§ WHAT NEEDS TO BE DONE
Locate each line in the records containing "name". Copy it.

§ MATERIAL FOR THIS EXERCISE
* * * * *

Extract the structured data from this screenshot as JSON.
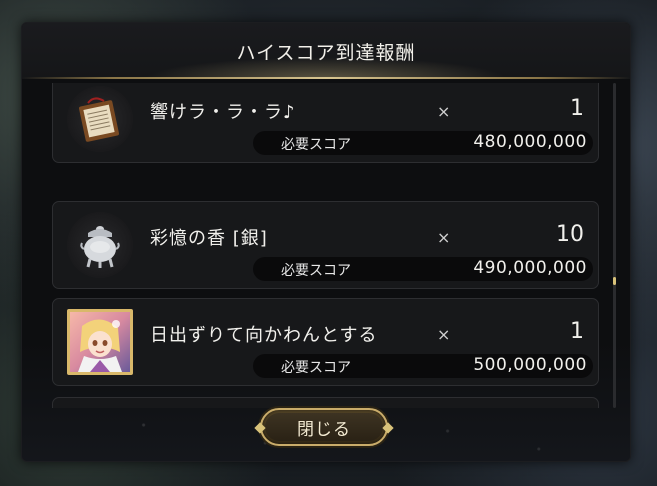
{
  "dialog": {
    "title": "ハイスコア到達報酬",
    "close_label": "閉じる"
  },
  "rewards": [
    {
      "name": "響けラ・ラ・ラ♪",
      "times": "×",
      "quantity": "1",
      "score_label": "必要スコア",
      "score": "480,000,000",
      "icon": "music-sheet-icon"
    },
    {
      "name": "彩憶の香 [銀]",
      "times": "×",
      "quantity": "10",
      "score_label": "必要スコア",
      "score": "490,000,000",
      "icon": "silver-incense-burner-icon"
    },
    {
      "name": "日出ずりて向かわんとする",
      "times": "×",
      "quantity": "1",
      "score_label": "必要スコア",
      "score": "500,000,000",
      "icon": "character-card-icon"
    }
  ],
  "colors": {
    "accent_gold": "#d8c27a",
    "panel": "#17181a",
    "dialog_bg": "#0d0e10"
  }
}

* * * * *

§ OUTPUT FOR THIS EXERCISE
      "name": "響けラ・ラ・ラ♪",
      "name": "彩憶の香 [銀]",
      "name": "日出ずりて向かわんとする",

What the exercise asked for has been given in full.